Your assignment - In the entries below, every line that contains "structured" must be located and copied.

(Exercise materials begins)

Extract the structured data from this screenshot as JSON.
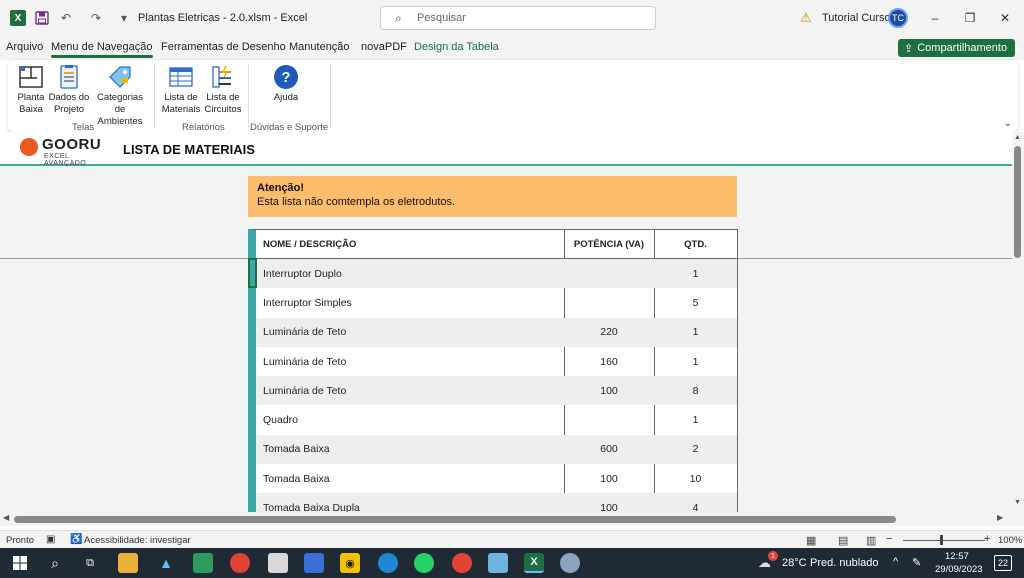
{
  "window": {
    "doc_title": "Plantas Eletricas - 2.0.xlsm  -  Excel",
    "search_placeholder": "Pesquisar",
    "account_name": "Tutorial Cursos",
    "account_initials": "TC",
    "minimize": "–",
    "restore": "❐",
    "close": "✕"
  },
  "ribbon_tabs": [
    {
      "label": "Arquivo"
    },
    {
      "label": "Menu de Navegação"
    },
    {
      "label": "Ferramentas de Desenho"
    },
    {
      "label": "Manutenção"
    },
    {
      "label": "novaPDF"
    },
    {
      "label": "Design da Tabela"
    }
  ],
  "share_button": "Compartilhamento",
  "ribbon": {
    "groups": [
      {
        "label": "Telas"
      },
      {
        "label": "Relatórios"
      },
      {
        "label": "Dúvidas e Suporte"
      }
    ],
    "buttons": [
      {
        "line1": "Planta",
        "line2": "Baixa",
        "icon": "floorplan-icon"
      },
      {
        "line1": "Dados do",
        "line2": "Projeto",
        "icon": "clipboard-icon"
      },
      {
        "line1": "Categorias de",
        "line2": "Ambientes",
        "icon": "tag-icon"
      },
      {
        "line1": "Lista de",
        "line2": "Materiais",
        "icon": "table-list-icon"
      },
      {
        "line1": "Lista de",
        "line2": "Circuitos",
        "icon": "circuit-list-icon"
      },
      {
        "line1": "Ajuda",
        "line2": "",
        "icon": "help-icon"
      }
    ]
  },
  "sheet": {
    "logo_text": "GOORU",
    "logo_sub": "EXCEL AVANÇADO",
    "heading": "LISTA DE MATERIAIS",
    "alert_title": "Atenção!",
    "alert_text": "Esta lista não comtempla os eletrodutos.",
    "table": {
      "headers": [
        "NOME / DESCRIÇÃO",
        "POTÊNCIA (VA)",
        "QTD."
      ],
      "rows": [
        [
          "Interruptor Duplo",
          "",
          "1"
        ],
        [
          "Interruptor Simples",
          "",
          "5"
        ],
        [
          "Luminária de Teto",
          "220",
          "1"
        ],
        [
          "Luminária de Teto",
          "160",
          "1"
        ],
        [
          "Luminária de Teto",
          "100",
          "8"
        ],
        [
          "Quadro",
          "",
          "1"
        ],
        [
          "Tomada Baixa",
          "600",
          "2"
        ],
        [
          "Tomada Baixa",
          "100",
          "10"
        ],
        [
          "Tomada Baixa Dupla",
          "100",
          "4"
        ]
      ]
    }
  },
  "statusbar": {
    "ready": "Pronto",
    "accessibility": "Acessibilidade: investigar",
    "zoom": "100%"
  },
  "taskbar": {
    "weather_temp": "28°C",
    "weather_desc": "Pred. nublado",
    "time": "12:57",
    "date": "29/09/2023",
    "notifications": "22",
    "weather_badge": "1"
  },
  "colors": {
    "excel_green": "#1d6f42",
    "teal_accent": "#3aa7a8",
    "alert_orange": "#fbbd6b"
  }
}
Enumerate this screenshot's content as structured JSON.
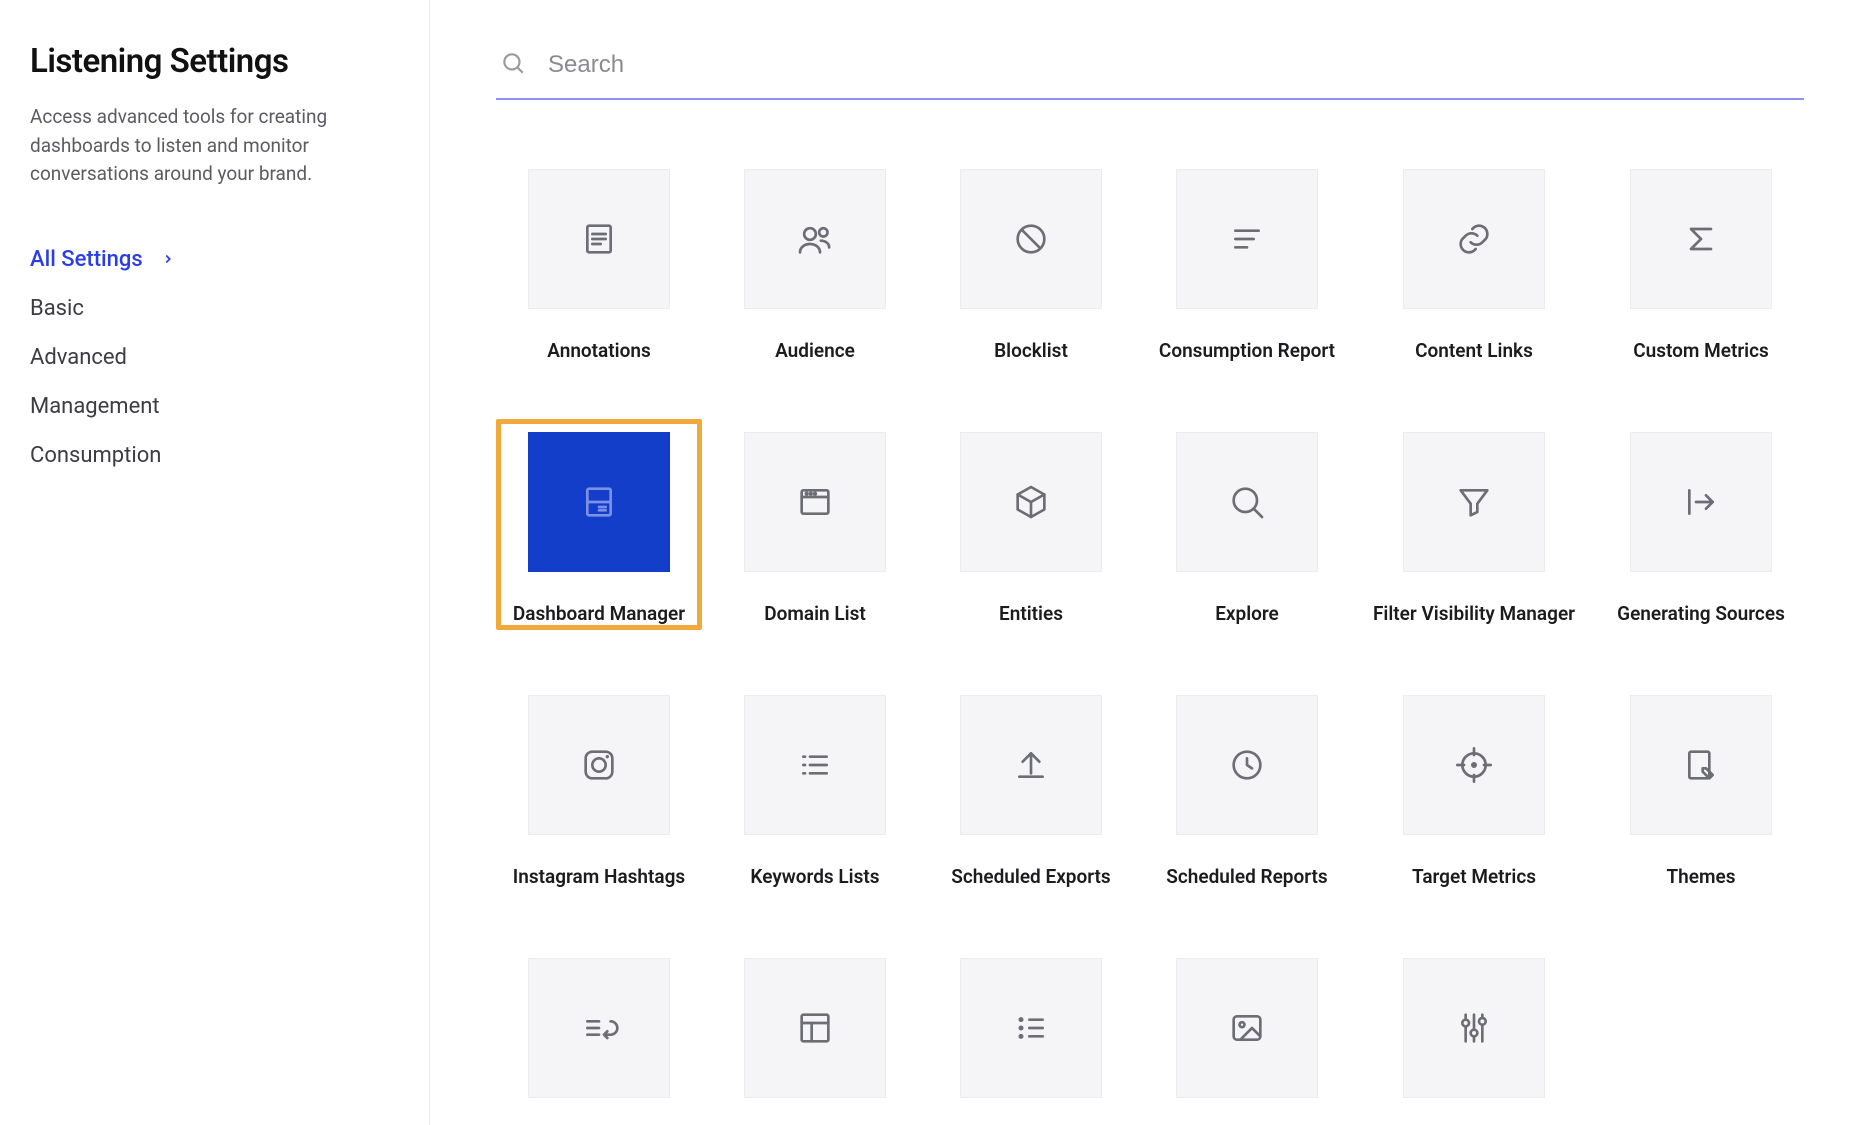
{
  "sidebar": {
    "title": "Listening Settings",
    "desc": "Access advanced tools for creating dashboards to listen and monitor conversations around your brand.",
    "nav": [
      {
        "label": "All Settings",
        "active": true
      },
      {
        "label": "Basic"
      },
      {
        "label": "Advanced"
      },
      {
        "label": "Management"
      },
      {
        "label": "Consumption"
      }
    ]
  },
  "search": {
    "placeholder": "Search"
  },
  "tiles": [
    {
      "id": "annotations",
      "label": "Annotations",
      "icon": "doc-lines"
    },
    {
      "id": "audience",
      "label": "Audience",
      "icon": "users"
    },
    {
      "id": "blocklist",
      "label": "Blocklist",
      "icon": "block"
    },
    {
      "id": "consumption-report",
      "label": "Consumption Report",
      "icon": "lines-stagger"
    },
    {
      "id": "content-links",
      "label": "Content Links",
      "icon": "link"
    },
    {
      "id": "custom-metrics",
      "label": "Custom Metrics",
      "icon": "sigma"
    },
    {
      "id": "dashboard-manager",
      "label": "Dashboard Manager",
      "icon": "dash",
      "highlight": true
    },
    {
      "id": "domain-list",
      "label": "Domain List",
      "icon": "window"
    },
    {
      "id": "entities",
      "label": "Entities",
      "icon": "cube"
    },
    {
      "id": "explore",
      "label": "Explore",
      "icon": "magnifier"
    },
    {
      "id": "filter-visibility",
      "label": "Filter Visibility Manager",
      "icon": "funnel"
    },
    {
      "id": "generating-sources",
      "label": "Generating Sources",
      "icon": "export-right"
    },
    {
      "id": "instagram-hashtags",
      "label": "Instagram Hashtags",
      "icon": "instagram"
    },
    {
      "id": "keywords-lists",
      "label": "Keywords Lists",
      "icon": "list-dots"
    },
    {
      "id": "scheduled-exports",
      "label": "Scheduled Exports",
      "icon": "upload"
    },
    {
      "id": "scheduled-reports",
      "label": "Scheduled Reports",
      "icon": "clock"
    },
    {
      "id": "target-metrics",
      "label": "Target Metrics",
      "icon": "crosshair"
    },
    {
      "id": "themes",
      "label": "Themes",
      "icon": "page-pen"
    },
    {
      "id": "undo",
      "label": "",
      "icon": "undo-list"
    },
    {
      "id": "layout",
      "label": "",
      "icon": "layout"
    },
    {
      "id": "bullet-list",
      "label": "",
      "icon": "bullets"
    },
    {
      "id": "image",
      "label": "",
      "icon": "image"
    },
    {
      "id": "sliders",
      "label": "",
      "icon": "sliders"
    }
  ]
}
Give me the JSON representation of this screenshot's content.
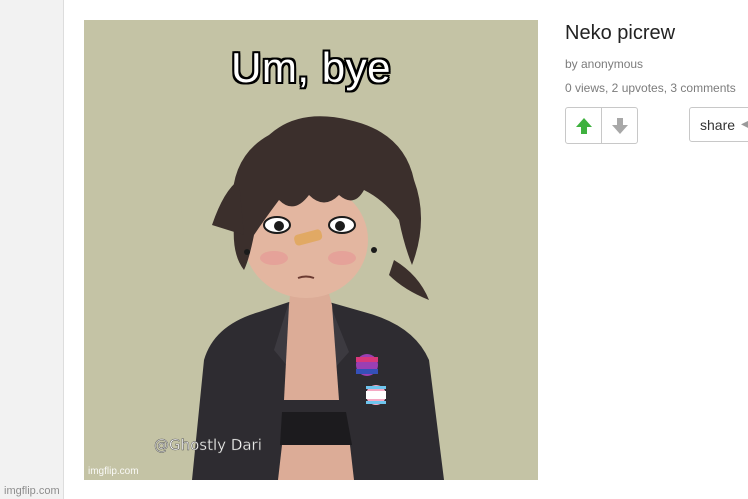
{
  "site_watermark": "imgflip.com",
  "meme": {
    "caption": "Um, bye",
    "watermark": "imgflip.com",
    "signature": "@Ghostly Dari",
    "background": "#c4c3a5"
  },
  "post": {
    "title": "Neko picrew",
    "author": "by anonymous",
    "stats": "0 views, 2 upvotes, 3 comments"
  },
  "actions": {
    "upvote_icon": "arrow-up-icon",
    "upvote_color": "#3eb13e",
    "downvote_icon": "arrow-down-icon",
    "share_label": "share"
  }
}
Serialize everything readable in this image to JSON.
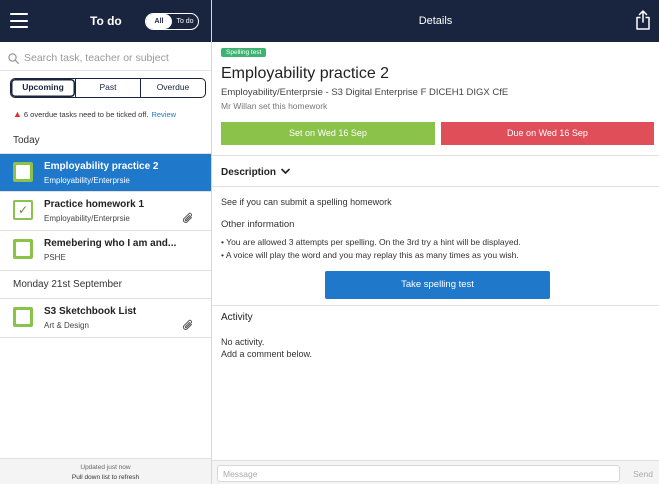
{
  "header": {
    "menu_icon": "hamburger-menu-icon",
    "left_title": "To do",
    "toggle": {
      "all": "All",
      "todo": "To do",
      "selected": "All"
    },
    "right_title": "Details",
    "share_icon": "share-icon"
  },
  "search": {
    "placeholder": "Search task, teacher or subject",
    "icon": "search-icon"
  },
  "tabs": [
    "Upcoming",
    "Past",
    "Overdue"
  ],
  "active_tab": "Upcoming",
  "overdue_warning": {
    "text": "6 overdue tasks need to be ticked off.",
    "link": "Review",
    "icon": "warning-icon",
    "color": "#e03131"
  },
  "sections": [
    {
      "heading": "Today",
      "tasks": [
        {
          "title": "Employability practice 2",
          "subject": "Employability/Enterprsie",
          "selected": true,
          "done": false,
          "attachment": false
        },
        {
          "title": "Practice homework 1",
          "subject": "Employability/Enterprsie",
          "selected": false,
          "done": true,
          "attachment": true
        },
        {
          "title": "Remebering who I am and...",
          "subject": "PSHE",
          "selected": false,
          "done": false,
          "attachment": false
        }
      ]
    },
    {
      "heading": "Monday 21st September",
      "tasks": [
        {
          "title": "S3 Sketchbook List",
          "subject": "Art & Design",
          "selected": false,
          "done": false,
          "attachment": true
        }
      ]
    }
  ],
  "left_footer": {
    "updated": "Updated just now",
    "hint": "Pull down list to refresh"
  },
  "detail": {
    "badge": "Spelling test",
    "title": "Employability practice 2",
    "subtitle": "Employability/Enterprsie - S3 Digital Enterprise F DICEH1 DIGX CfE",
    "teacher": "Mr Willan set this homework",
    "set_date": "Set on Wed 16 Sep",
    "due_date": "Due on Wed 16 Sep",
    "description_heading": "Description",
    "description": "See if you can submit a spelling homework",
    "other_heading": "Other information",
    "bullets": [
      "• You are allowed 3 attempts per spelling. On the 3rd try a hint will be displayed.",
      "• A voice will play the word and you may replay this as many times as you wish."
    ],
    "action_button": "Take spelling test",
    "activity_heading": "Activity",
    "activity_lines": [
      "No activity.",
      "Add a comment below."
    ]
  },
  "composer": {
    "placeholder": "Message",
    "send": "Send"
  },
  "colors": {
    "nav": "#19253f",
    "accent_blue": "#1f78c9",
    "green": "#8bc34a",
    "red": "#e04e5a",
    "badge_green": "#3cb371"
  }
}
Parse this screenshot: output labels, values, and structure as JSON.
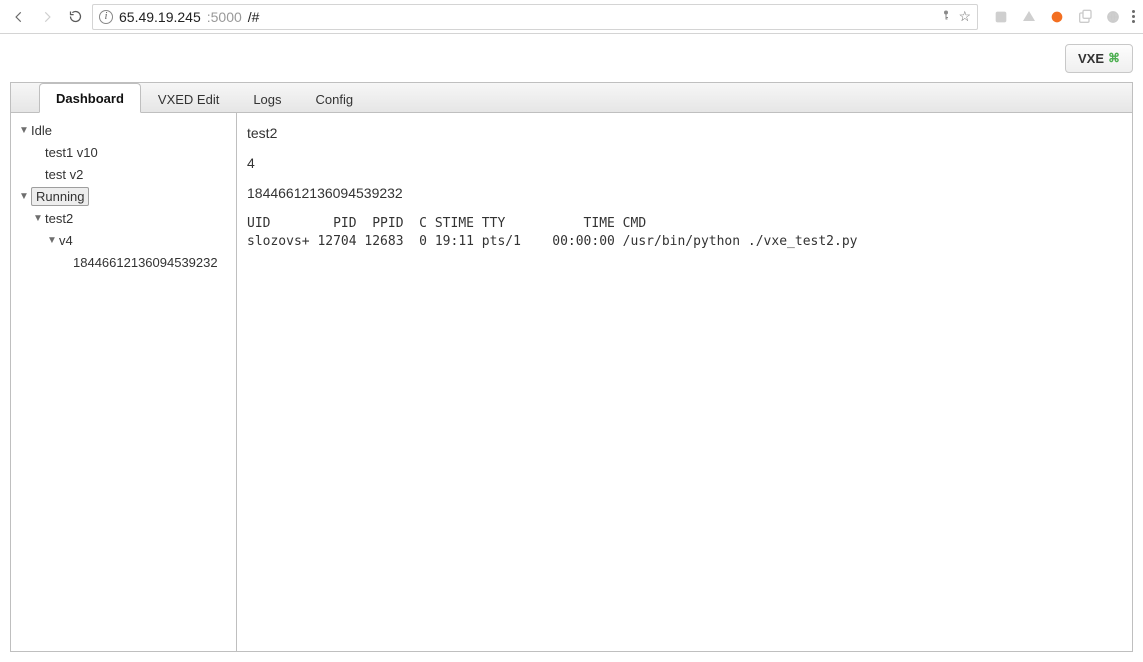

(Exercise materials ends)

Answer space -
Extract the structured data from this screenshot as JSON.
Enumerate this screenshot's content as structured JSON.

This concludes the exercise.